Rarely do I find that I’m thinking about taking a drink at the end of the day, and when I do, it passes quickly. I haven’t had any headaches since the first week. My sleep has continued to improve. I get a full night’s sleep most nights, with only the occasional need to get up for a bathroom visit. I am finding that I wake a lot earlier on my own, because I have to pee. But I feel rested and pretty much ready to get out of bed.
I expected my weight to drop significantly. That has not happened. I suspect this is because I also kicked up my training for my MS ride at the same time. As a result, I believe I’ve dropped pounds in fat but put them back on as muscle. I’ll take muscle weight over fat any day.
I’m significantly more present and available to my family. The irritability seems to have passed. I find that I’m more in tune with Mr. Grey and communicating better with Mrs. TKD. I’m increasingly hopeful and happy about things, with a new sense of freedom.
So, I’m headed into the next week and I’ll have some decisions to make. On day one, I was pretty sure that if I made it to 30 days, I’d have a drink on day 31. Now, I’m not so sure. There’s a part of me that’s still looking forward to being able to have a beer socially, but there’s also a part of me that’s afraid of not being able to do that – not being able to keep consumption in check and throwing away several weeks of positive change and energy.
It’s a healthy fear.
It’s been two full weeks since I made the decision to give up alcohol for 30 days. Not only that, but it’s been two full weeks since I had a drink. Yesterday, I noticed that I was not thinking about having a drink at the end of the day. This wasn’t the first time in the past two weeks where I didn’t have a strong desire for a drink after work, but it was the first time that I noticed that I didn’t have that desire. I can only describe that feeling with one word:

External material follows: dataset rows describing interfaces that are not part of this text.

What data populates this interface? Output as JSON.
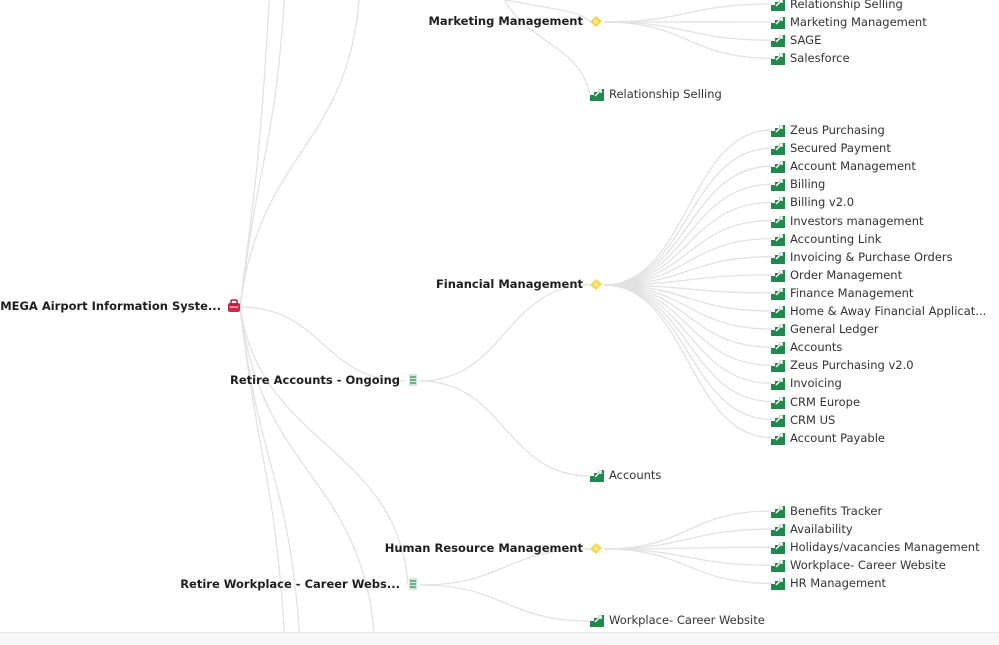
{
  "diagram": {
    "type": "tree",
    "root": {
      "label": "MEGA Airport Information Syste...",
      "icon": "system-icon"
    },
    "branches": [
      {
        "label": "Marketing Management",
        "icon": "capability-icon",
        "children": [
          "Relationship Selling",
          "Marketing Management",
          "SAGE",
          "Salesforce"
        ]
      },
      {
        "label": "Relationship Selling",
        "icon": "application-icon",
        "leaf": true
      },
      {
        "label": "Retire Accounts - Ongoing",
        "icon": "project-icon",
        "children": [
          {
            "label": "Financial Management",
            "icon": "capability-icon",
            "children": [
              "Zeus Purchasing",
              "Secured Payment",
              "Account Management",
              "Billing",
              "Billing v2.0",
              "Investors management",
              "Accounting Link",
              "Invoicing & Purchase Orders",
              "Order Management",
              "Finance Management",
              "Home & Away Financial Applicat...",
              "General Ledger",
              "Accounts",
              "Zeus Purchasing v2.0",
              "Invoicing",
              "CRM Europe",
              "CRM US",
              "Account Payable"
            ]
          },
          {
            "label": "Accounts",
            "icon": "application-icon",
            "leaf": true
          }
        ]
      },
      {
        "label": "Retire Workplace - Career Webs...",
        "icon": "project-icon",
        "children": [
          {
            "label": "Human Resource Management",
            "icon": "capability-icon",
            "children": [
              "Benefits Tracker",
              "Availability",
              "Holidays/vacancies Management",
              "Workplace- Career Website",
              "HR Management"
            ]
          },
          {
            "label": "Workplace- Career Website",
            "icon": "application-icon",
            "leaf": true
          }
        ]
      }
    ],
    "colors": {
      "link": "#e2e2e2",
      "root_icon": "#d0284a",
      "capability_icon": "#f3d548",
      "project_icon": "#8fc4a8",
      "application_icon": "#1f8a4c"
    }
  },
  "nodes": {
    "root": "MEGA Airport Information Syste...",
    "marketing": "Marketing Management",
    "rel_selling": "Relationship Selling",
    "retire_accounts": "Retire Accounts - Ongoing",
    "financial": "Financial Management",
    "accounts": "Accounts",
    "retire_workplace": "Retire Workplace - Career Webs...",
    "hr": "Human Resource Management",
    "workplace": "Workplace- Career Website",
    "mk_leaves": [
      "Relationship Selling",
      "Marketing Management",
      "SAGE",
      "Salesforce"
    ],
    "fin_leaves": [
      "Zeus Purchasing",
      "Secured Payment",
      "Account Management",
      "Billing",
      "Billing v2.0",
      "Investors management",
      "Accounting Link",
      "Invoicing & Purchase Orders",
      "Order Management",
      "Finance Management",
      "Home & Away Financial Applicat...",
      "General Ledger",
      "Accounts",
      "Zeus Purchasing v2.0",
      "Invoicing",
      "CRM Europe",
      "CRM US",
      "Account Payable"
    ],
    "hr_leaves": [
      "Benefits Tracker",
      "Availability",
      "Holidays/vacancies Management",
      "Workplace- Career Website",
      "HR Management"
    ]
  }
}
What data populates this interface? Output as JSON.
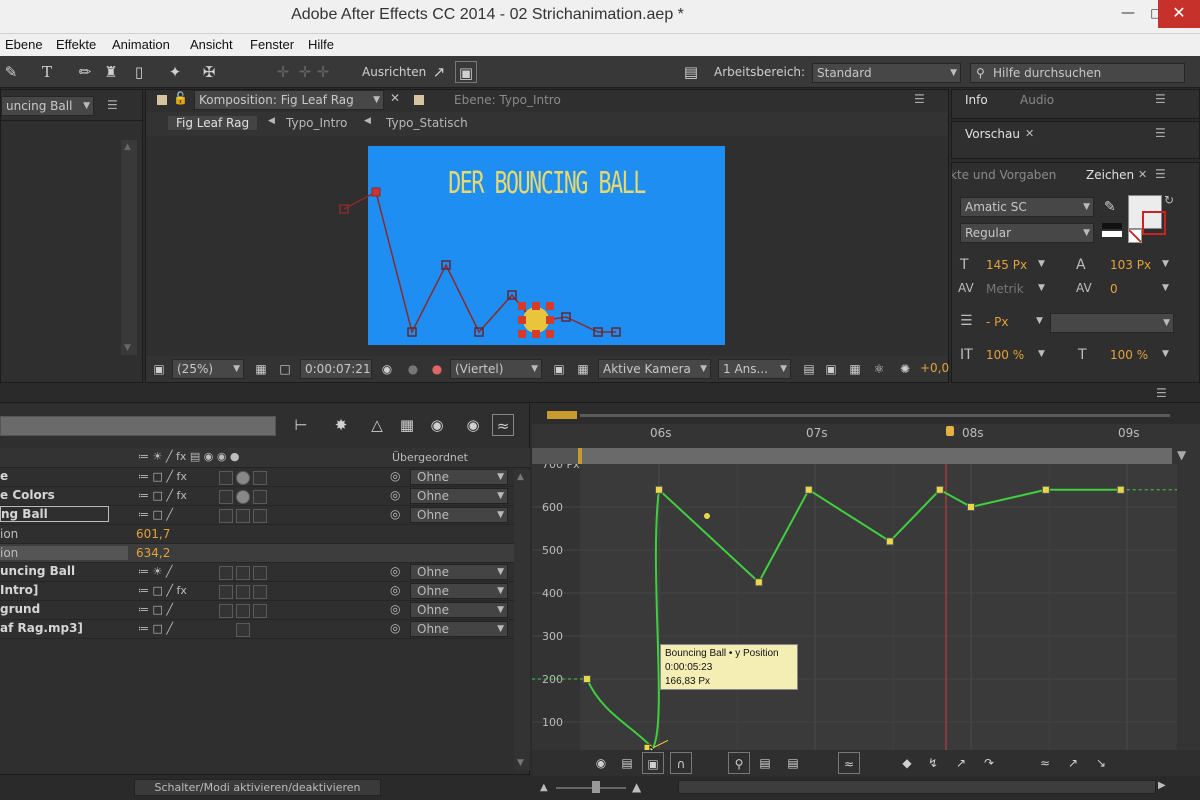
{
  "window": {
    "title": "Adobe After Effects CC 2014 - 02 Strichanimation.aep *"
  },
  "menu": [
    "Ebene",
    "Effekte",
    "Animation",
    "Ansicht",
    "Fenster",
    "Hilfe"
  ],
  "toolbar": {
    "ausrichten_label": "Ausrichten",
    "arbeitsbereich_label": "Arbeitsbereich:",
    "arbeitsbereich_value": "Standard",
    "search_placeholder": "Hilfe durchsuchen"
  },
  "project_panel": {
    "dropdown": "uncing Ball"
  },
  "comp_panel": {
    "tab_label": "Komposition: Fig Leaf Rag",
    "layer_tab": "Ebene: Typo_Intro",
    "breadcrumbs": [
      "Fig Leaf Rag",
      "Typo_Intro",
      "Typo_Statisch"
    ],
    "canvas_text": "DER BOUNCING BALL",
    "zoom": "(25%)",
    "timecode": "0:00:07:21",
    "resolution": "(Viertel)",
    "camera": "Aktive Kamera",
    "views": "1 Ans...",
    "exposure": "+0,0"
  },
  "right_panel": {
    "tabs_top": [
      "Info",
      "Audio"
    ],
    "vorschau": "Vorschau",
    "effects_tab": "kte und Vorgaben",
    "zeichen_tab": "Zeichen",
    "font": "Amatic SC",
    "style": "Regular",
    "size": "145 Px",
    "leading": "103 Px",
    "kerning": "Metrik",
    "tracking": "0",
    "stroke": "- Px",
    "vscale": "100 %",
    "hscale": "100 %",
    "colors": {
      "fill": "#ececec",
      "stroke_none": "#cc2222"
    }
  },
  "timeline": {
    "parent_header": "Übergeordnet",
    "layers": [
      {
        "name": "e",
        "parent": "Ohne"
      },
      {
        "name": "e Colors",
        "parent": "Ohne"
      },
      {
        "name": "ng Ball",
        "parent": "Ohne"
      },
      {
        "name": "ion",
        "value": "601,7"
      },
      {
        "name": "ion",
        "value": "634,2"
      },
      {
        "name": "uncing Ball",
        "parent": "Ohne"
      },
      {
        "name": "Intro]",
        "parent": "Ohne"
      },
      {
        "name": "grund",
        "parent": "Ohne"
      },
      {
        "name": "af Rag.mp3]",
        "parent": "Ohne"
      }
    ],
    "footer_toggle": "Schalter/Modi aktivieren/deaktivieren",
    "ruler": [
      "06s",
      "07s",
      "08s",
      "09s"
    ],
    "y_axis": [
      "700 Px",
      "600",
      "500",
      "400",
      "300",
      "200",
      "100"
    ]
  },
  "tooltip": {
    "line1": "Bouncing Ball • y Position",
    "line2": "0:00:05:23",
    "line3": "166,83 Px"
  },
  "chart_data": {
    "type": "line",
    "series": [
      {
        "name": "Bouncing Ball • y Position"
      }
    ],
    "x": [
      "05:24",
      "06:00",
      "06:16",
      "06:24",
      "07:12",
      "07:20",
      "08:00",
      "08:12",
      "08:24"
    ],
    "values": [
      166.8,
      640,
      425,
      640,
      520,
      640,
      600,
      640,
      640
    ],
    "ylim": [
      80,
      700
    ]
  }
}
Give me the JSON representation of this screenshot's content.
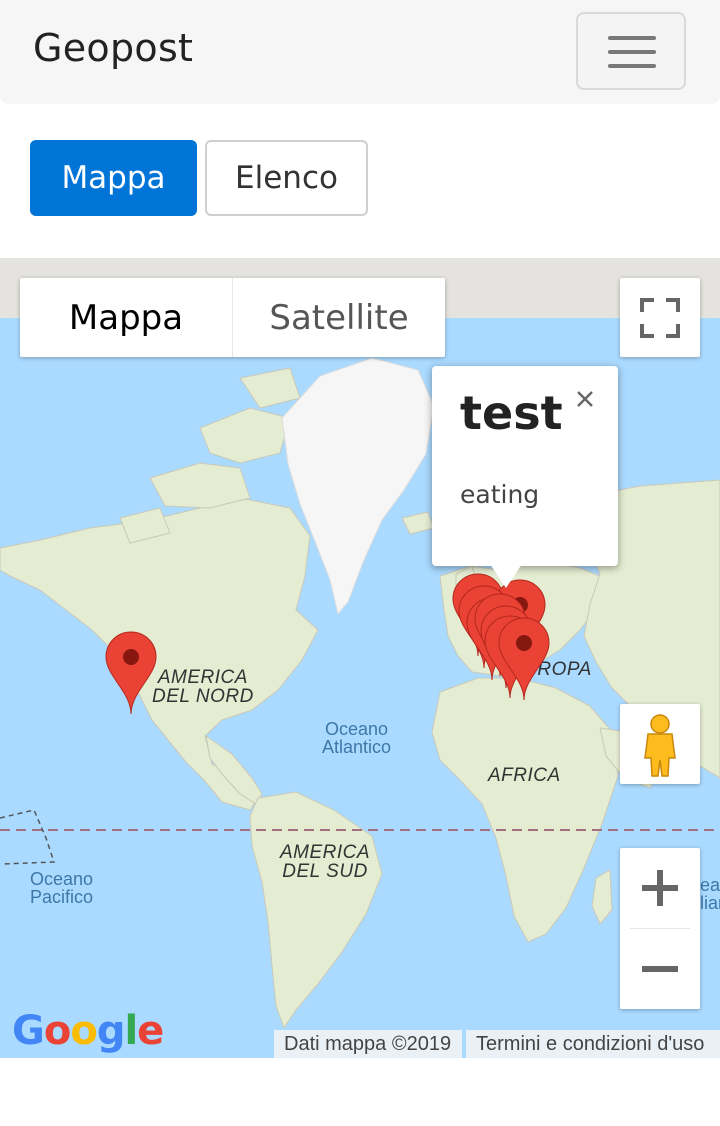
{
  "navbar": {
    "brand": "Geopost",
    "toggle_icon": "hamburger-icon"
  },
  "view_switch": {
    "map_label": "Mappa",
    "list_label": "Elenco",
    "active": "Mappa"
  },
  "map": {
    "map_type": {
      "map_label": "Mappa",
      "satellite_label": "Satellite",
      "selected": "Mappa"
    },
    "fullscreen_icon": "fullscreen-icon",
    "pegman_icon": "street-view-pegman-icon",
    "zoom_in_icon": "plus-icon",
    "zoom_out_icon": "minus-icon",
    "infowindow": {
      "title": "test",
      "body": "eating",
      "close_icon": "close-icon"
    },
    "labels": {
      "north_america": [
        "AMERICA",
        "DEL NORD"
      ],
      "south_america": [
        "AMERICA",
        "DEL SUD"
      ],
      "africa": "AFRICA",
      "europe": "EUROPA",
      "atlantic": [
        "Oceano",
        "Atlantico"
      ],
      "pacific": [
        "Oceano",
        "Pacifico"
      ],
      "indian_partial": [
        "ear",
        "lian"
      ]
    },
    "logo": "Google",
    "attribution": "Dati mappa ©2019",
    "terms": "Termini e condizioni d'uso",
    "marker_color": "#ea4335",
    "water_color": "#aadaff",
    "land_color": "#e8efd8"
  }
}
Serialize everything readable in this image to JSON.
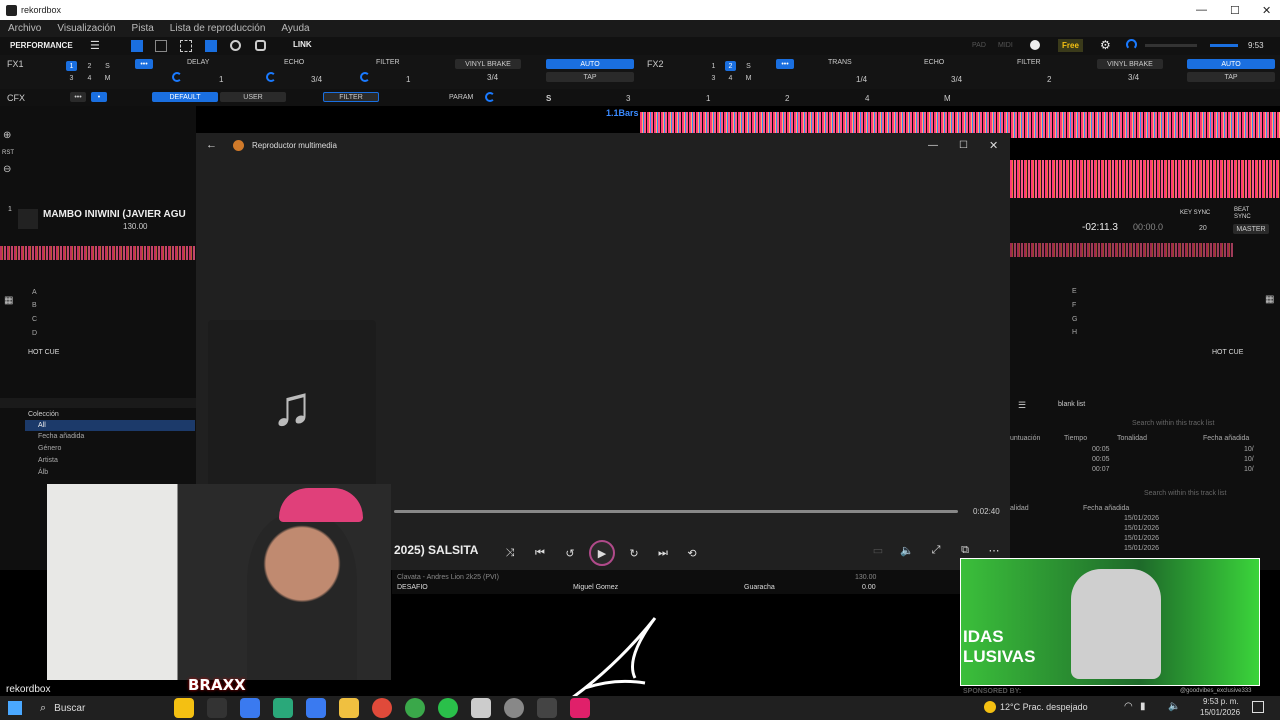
{
  "window": {
    "title": "rekordbox"
  },
  "menu": [
    "Archivo",
    "Visualización",
    "Pista",
    "Lista de reproducción",
    "Ayuda"
  ],
  "toolbar": {
    "mode": "PERFORMANCE",
    "link": "LINK",
    "pad": "PAD",
    "midi": "MIDI",
    "free": "Free",
    "time": "9:53"
  },
  "fx1": {
    "label": "FX1",
    "nums": [
      "1",
      "2",
      "S",
      "3",
      "4",
      "M"
    ],
    "effects": [
      "DELAY",
      "ECHO",
      "FILTER"
    ],
    "vinyl": "VINYL BRAKE",
    "auto": "AUTO",
    "tap": "TAP",
    "vals": [
      "1",
      "3/4",
      "1",
      "3/4"
    ]
  },
  "fx2": {
    "label": "FX2",
    "nums": [
      "1",
      "2",
      "S",
      "3",
      "4",
      "M"
    ],
    "effects": [
      "TRANS",
      "ECHO",
      "FILTER"
    ],
    "vinyl": "VINYL BRAKE",
    "auto": "AUTO",
    "tap": "TAP",
    "vals": [
      "1/4",
      "3/4",
      "2",
      "3/4"
    ]
  },
  "cfx": {
    "label": "CFX",
    "default": "DEFAULT",
    "user": "USER",
    "filter": "FILTER",
    "param": "PARAM",
    "s": "S",
    "n3": "3",
    "n1": "1",
    "n2": "2",
    "n4": "4",
    "m": "M"
  },
  "deck_left": {
    "rst": "RST",
    "num": "1",
    "track": "MAMBO INIWINI (JAVIER AGU",
    "bpm": "130.00",
    "pads": [
      "A",
      "B",
      "C",
      "D"
    ],
    "hotcue": "HOT CUE"
  },
  "deck_right": {
    "bars": "1.1Bars",
    "time": "-02:11.3",
    "time2": "00:00.0",
    "keysync": "KEY SYNC",
    "beatsync": "BEAT SYNC",
    "master": "MASTER",
    "pads": [
      "E",
      "F",
      "G",
      "H"
    ],
    "hotcue": "HOT CUE",
    "val": "20"
  },
  "browser": {
    "coleccion": "Colección",
    "all": "All",
    "items": [
      "Fecha añadida",
      "Género",
      "Artista",
      "Álb"
    ]
  },
  "tracklist_right": {
    "listname": "blank list",
    "search": "Search within this track list",
    "cols": [
      "untuación",
      "Tiempo",
      "Tonalidad",
      "Fecha añadida"
    ],
    "rows": [
      {
        "t": "00:05",
        "f": "10/"
      },
      {
        "t": "00:05",
        "f": "10/"
      },
      {
        "t": "00:07",
        "f": "10/"
      }
    ],
    "search2": "Search within this track list",
    "cols2": [
      "alidad",
      "Fecha añadida"
    ],
    "dates": [
      "15/01/2026",
      "15/01/2026",
      "15/01/2026",
      "15/01/2026"
    ]
  },
  "player": {
    "title": "Reproductor multimedia",
    "song": "2025) SALSITA",
    "duration": "0:02:40",
    "progress": 0
  },
  "bottom_rows": [
    {
      "title": "Clavata - Andres Lion 2k25 (PVI)",
      "artist": "",
      "genre": "",
      "bpm": "130.00"
    },
    {
      "title": "DESAFIO",
      "artist": "Miguel Gomez",
      "genre": "Guaracha",
      "bpm": "0.00"
    }
  ],
  "overlay": {
    "logo": "rekordbox",
    "ad1": "IDAS",
    "ad2": "LUSIVAS",
    "sponsor": "SPONSORED BY:",
    "handle": "@goodvibes_exclusive333",
    "brand": "BRAXX"
  },
  "taskbar": {
    "search": "Buscar",
    "weather": "12°C  Prac. despejado",
    "clock": "9:53 p. m.",
    "date": "15/01/2026"
  },
  "colors": {
    "accent": "#1a6fe0",
    "wave": "#ff3a78",
    "free": "#f4c012"
  }
}
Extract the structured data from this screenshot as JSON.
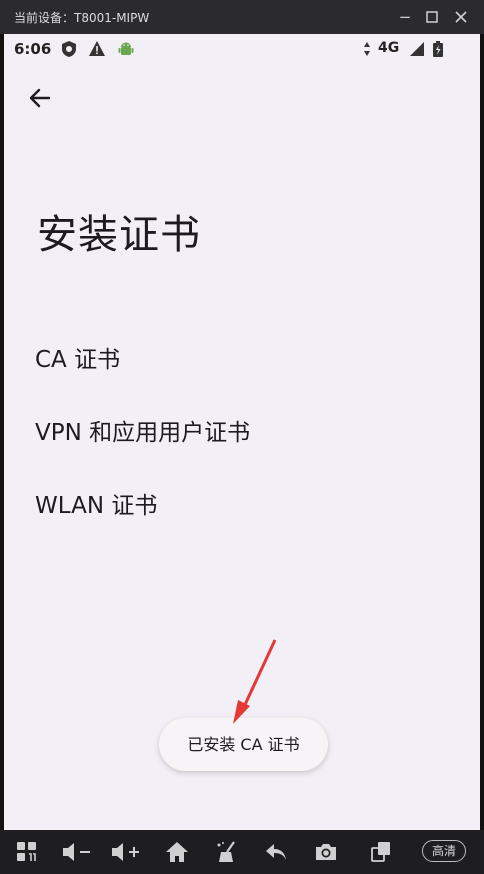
{
  "window": {
    "title": "当前设备：T8001-MIPW",
    "controls": {
      "minimize": "−",
      "maximize": "☐",
      "close": "✕"
    }
  },
  "statusbar": {
    "time": "6:06",
    "network": "4G"
  },
  "page": {
    "title": "安装证书",
    "items": [
      {
        "label": "CA 证书"
      },
      {
        "label": "VPN 和应用用户证书"
      },
      {
        "label": "WLAN 证书"
      }
    ],
    "toast": "已安装 CA 证书"
  },
  "bottombar": {
    "icons": [
      "apps-icon",
      "volume-down-icon",
      "volume-up-icon",
      "home-icon",
      "clean-icon",
      "back-icon",
      "camera-icon",
      "rotate-icon"
    ],
    "quality": "高清"
  },
  "colors": {
    "phone_bg": "#f3eff6",
    "text": "#1d1b20",
    "arrow": "#e53935",
    "chrome": "#2b2b2f"
  }
}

I felt free. I feel free. Free to do things that I couldn’t do before.
I never drove after drinking, that was a cardinal rule. Consequently, if something came up after dinner which required getting behind the wheel it usually had to wait. Or, I’d ask Mrs. TKD to run the errand for me, which wasn’t fair to her. Last night, when I wanted to have some ice cream, but found that the freezer was empty, I went out to the store. Remarkably simple, but wonderfully exhilarating because I could actually do it.
Over the past few years, I’ve watched as books and magazines piled up around me, unread. Who has time to read when you’re busy knocking back a few beers? I didn’t. Since I’ve started this, I’ve read more in the past two weeks than in the past two months, and not just blogs and internet feeds, actual books and magazines. As I’ve mentioned I’ve been reading about alcoholism, but I also have read Orion and Fast Company. There’s a great article in the current Fast Company about Digital Detox. You should read it.
I’ve also found time to listen to some podcasts. In particular, I like to listen to Mac Power Users, Buddhist Geeks, and Tara Brach. As I was listening to Buddhist Geeks last night, I heard about something that I think will be useful. The guest was the creator of the app Lift and they were discussing how Lift can be useful for forming habits.
Now, I’ve been using Lift on and off for a few months and I do find it useful, but what really caught my attention was a discussion of Headspace. Headspace is an app that is designed to help people learn to meditate. Learning to meditate has been on my list for quite some time, and I’ve tried a few different methods, but ultimately, I’ve always failed to make it a practice.
Headspace gives ten days of guided meditation to you in the app for free. After that, you can repeat the 10 days or purchase additional guided meditations. I’m giving it a try, and I will let you know how it goes. I’m hopeful that in conjunction with joining the habit called “Meditation” on Lift, using Headspace might actually help me to get into the practice of meditating daily.
So, the theme of today, two weeks in is freedom. I’ve found that by giving up alcohol, I’ve gained freedom to do more of the things that I want to do, when I want to do them.